The Arctic –Territory of Dialogue business program includes 40 events

The business program of the fourth international forum The Arctic — Territory of Dialogue, to be held in Arkhangelsk on March 29-30, 2017, has been released, according to the Roscongress Foundation.

The program of the forum, whose theme is ‘Man in the Arctic,' features over 40 events, including 32 themed sessions and discussions, two plenary meetings and an expanded meeting of the State Commission on Arctic Development.

The forum will open with a plenary session, ‘The Arctic — Territory of Life,' devoted to constructive cooperation between Arctic nations. The plenary session, ‘Man in the Arctic,' to be held on March 30 will be attended by President Vladimir Putin and highlight Russia's priorities in implementing Arctic projects.
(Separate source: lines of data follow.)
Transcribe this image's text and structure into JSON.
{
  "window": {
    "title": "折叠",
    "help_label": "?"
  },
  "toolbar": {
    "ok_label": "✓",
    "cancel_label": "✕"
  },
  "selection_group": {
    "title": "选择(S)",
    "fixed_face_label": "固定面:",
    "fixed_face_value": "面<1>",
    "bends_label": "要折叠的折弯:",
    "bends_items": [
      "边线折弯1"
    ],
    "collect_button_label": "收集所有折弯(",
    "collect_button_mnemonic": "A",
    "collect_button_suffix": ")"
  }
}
The themed section, ‘Human Capital,' will include discussions on projects to provide the region with human resources, developing comprehensive healthcare and using cutting-edge medical technologies in the Arctic, as well as developing its tourism potential.

‘Beyond the extreme’: Scientists marvel at ‘increasingly non-natural’ Arctic warmth

By Jason Samenow, The Washington Post

The Arctic is so warm and has been this warm for so long that scientists are struggling to explain it and are in disbelief. The climate of the Arctic is known to oscillate wildly, but scientists say this warmth is so extreme that humans surely have their hands in it and may well be changing how it operates.

Temperatures are far warmer than ever observed in modern records, and sea ice extent keeps setting record lows.

2016 was the warmest year on record in the Arctic, and 2017 has picked up right where it left off. “Arctic extreme (relative) warmth continues,” Ryan Maue, a meteorologist with WeatherBell Analytics, tweeted on Wednesday, referring to January’s temperatures.

Veteran Arctic climate scientists are stunned.

Taking the Measure of Internet Access Around the Arctic

By John Thompson

The availability of high-speed internet access varies greatly around the circumpolar region. The Arctic Economic Council is urging governments to take steps to encourage greater broadband connectivity for northern residents.

TARA SWEENEY, THE chair of the Arctic Economic Council, once met a man from the Faroe Islands who earned a living designing maps for flight simulators from his home. The encounter made a lasting impression: if someone living on a remote island in the North Atlantic halfway between Norway and Iceland is able to eke out a living in the high-tech economy, why couldn’t others do the same in Arctic communities?